The latter half of the book focuses on the import of teachers nurturing the imagination in the preschool, kindergarten, and early elementary years. The facts behind child development in a school setting was a bit disconcerting, since I recently found out that my son’s future school district has an average class size (for kindergarten) of more than 30 children, much above the recommended level for ideal learning. Nonetheless, since I am not about to home school (I do not have that kind of stamina), I still found the information helpful. It helped me see some of the problems with public education, and showed me why, for example, I so despised math throughout my childhood: it was not taught creatively and I am a person that needs creativity to fully learn concepts. I hope I can take some of the concepts to heart so that when my child is in a school environment that is detrimental to creativity, I can still help him embrace an open and imaginative future.
If Awakening Children’s Minds has a fault, it’s that it is academic at times, something that is good in its place but may be too much for the general reader. Professor Berk provides statistics and lab explanations for child development that are completely relevant, yet may overwhelm the parent not accustomed to academic nonfiction. To me, it was mostly accessible, and the beginning especially, gave me ideas for my own parenting.
I read Professor Berk’s book at my husband’s recommendation because I am always looking for ways to improve my own stay-at-home parenting: after all, this is my current chosen career. Reading it in the presence of my mostly happy toddler (cooking his pretend “birthday cake” in the pretend “oven” in the family room) gave me comfort. When Raisin asked what I was reading and I said a book about being a better Mommy, he responded, “You’re a very very good Mommy!”
Awwww. Thanks, dear!
Seeing Past Z by Beth Kephart was a comparatively inspiring book for a mother striving to share creativity with her children, albeit a far different one. As a personal memoir of her own struggle to teach her preteen creativity, Ms Kephart wrote a personal and anecdotal narrative. At first, I disliked the present tense and the personal essay-like feel of each chapter (I do not normally enjoy memoir and personal essay) but I quickly overcame any discomfort as I read of her stories with her son, as she help him, her only child, to create stories, enjoy reading, and otherwise embrace creativity in a world that expected him to instead join more “programs.”
After her personal essay-like chapters, Ms Kephart also includes a “reader’s guide” to creating a summer book and writing group with preteens in the community, a project I would have loved to have been a part of as a preteen myself.

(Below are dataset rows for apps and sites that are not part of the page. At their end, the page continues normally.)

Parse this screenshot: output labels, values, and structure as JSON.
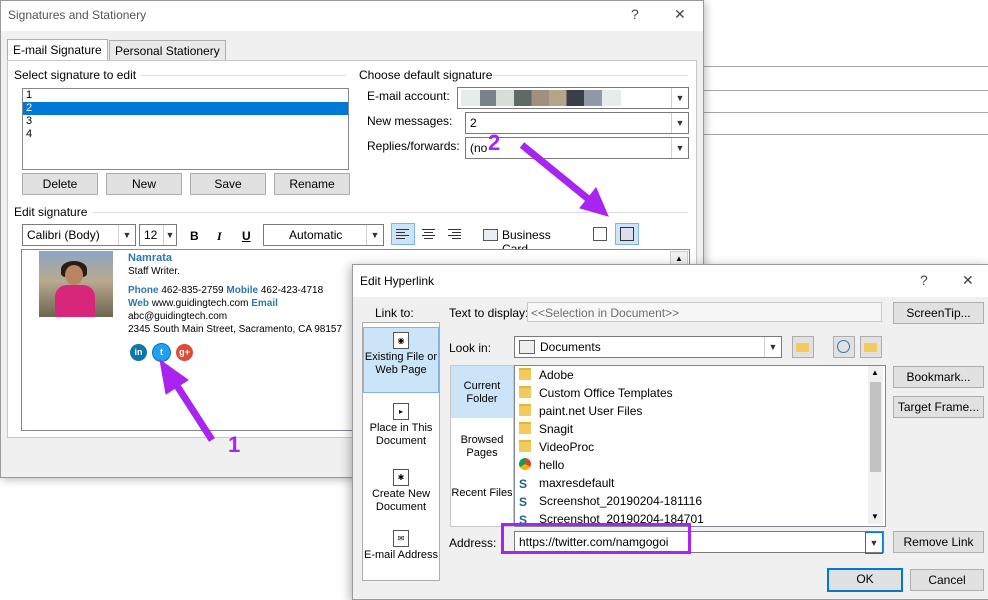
{
  "signatures_dialog": {
    "title": "Signatures and Stationery",
    "help": "?",
    "close": "✕",
    "tabs": [
      "E-mail Signature",
      "Personal Stationery"
    ],
    "select_label": "Select signature to edit",
    "signatures": [
      "1",
      "2",
      "3",
      "4"
    ],
    "selected_index": 1,
    "buttons": {
      "delete": "Delete",
      "new": "New",
      "save": "Save",
      "rename": "Rename"
    },
    "default_label": "Choose default signature",
    "email_account_label": "E-mail account:",
    "new_messages_label": "New messages:",
    "new_messages_value": "2",
    "replies_label": "Replies/forwards:",
    "replies_value": "(no",
    "edit_label": "Edit signature",
    "font": "Calibri (Body)",
    "size": "12",
    "bold": "B",
    "italic": "I",
    "underline": "U",
    "color": "Automatic",
    "business_card": "Business Card"
  },
  "signature_content": {
    "name": "Namrata",
    "role": "Staff Writer.",
    "phone_label": "Phone",
    "phone": "462-835-2759",
    "mobile_label": "Mobile",
    "mobile": "462-423-4718",
    "web_label": "Web",
    "web": "www.guidingtech.com",
    "email_label": "Email",
    "email": "abc@guidingtech.com",
    "address": "2345 South Main Street, Sacramento, CA 98157",
    "social": [
      "in",
      "t",
      "g+"
    ]
  },
  "hyperlink_dialog": {
    "title": "Edit Hyperlink",
    "help": "?",
    "close": "✕",
    "link_to": "Link to:",
    "link_options": [
      "Existing File or Web Page",
      "Place in This Document",
      "Create New Document",
      "E-mail Address"
    ],
    "text_display_label": "Text to display:",
    "text_display_value": "<<Selection in Document>>",
    "screentip": "ScreenTip...",
    "look_in_label": "Look in:",
    "look_in_value": "Documents",
    "side_items": [
      "Current Folder",
      "Browsed Pages",
      "Recent Files"
    ],
    "files": [
      {
        "name": "Adobe",
        "type": "folder"
      },
      {
        "name": "Custom Office Templates",
        "type": "folder"
      },
      {
        "name": "paint.net User Files",
        "type": "folder"
      },
      {
        "name": "Snagit",
        "type": "folder"
      },
      {
        "name": "VideoProc",
        "type": "folder"
      },
      {
        "name": "hello",
        "type": "chrome"
      },
      {
        "name": "maxresdefault",
        "type": "snagit"
      },
      {
        "name": "Screenshot_20190204-181116",
        "type": "snagit"
      },
      {
        "name": "Screenshot_20190204-184701",
        "type": "snagit"
      }
    ],
    "bookmark": "Bookmark...",
    "target_frame": "Target Frame...",
    "address_label": "Address:",
    "address_value": "https://twitter.com/namgogoi",
    "remove_link": "Remove Link",
    "ok": "OK",
    "cancel": "Cancel"
  },
  "annotations": {
    "one": "1",
    "two": "2",
    "color": "#a825f0"
  }
}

Instead, I recall that as a preteen I put on plays with my neighbor friends (Hansel and Gretel, for one), wrote dramatic stories, and filmed videos and commercials with my parent’s new video camera.
I hope I can take Ms Kephart’s techniques to heart to encourage such creativity in my son’s later years. How I hope that with my encouragement Raisin won’t stop being creative, as I did, come the busy middle school and high school years. I think it is important for him to always make time for meditation, personal reading, and creative writing. This world has enough of the other stuff.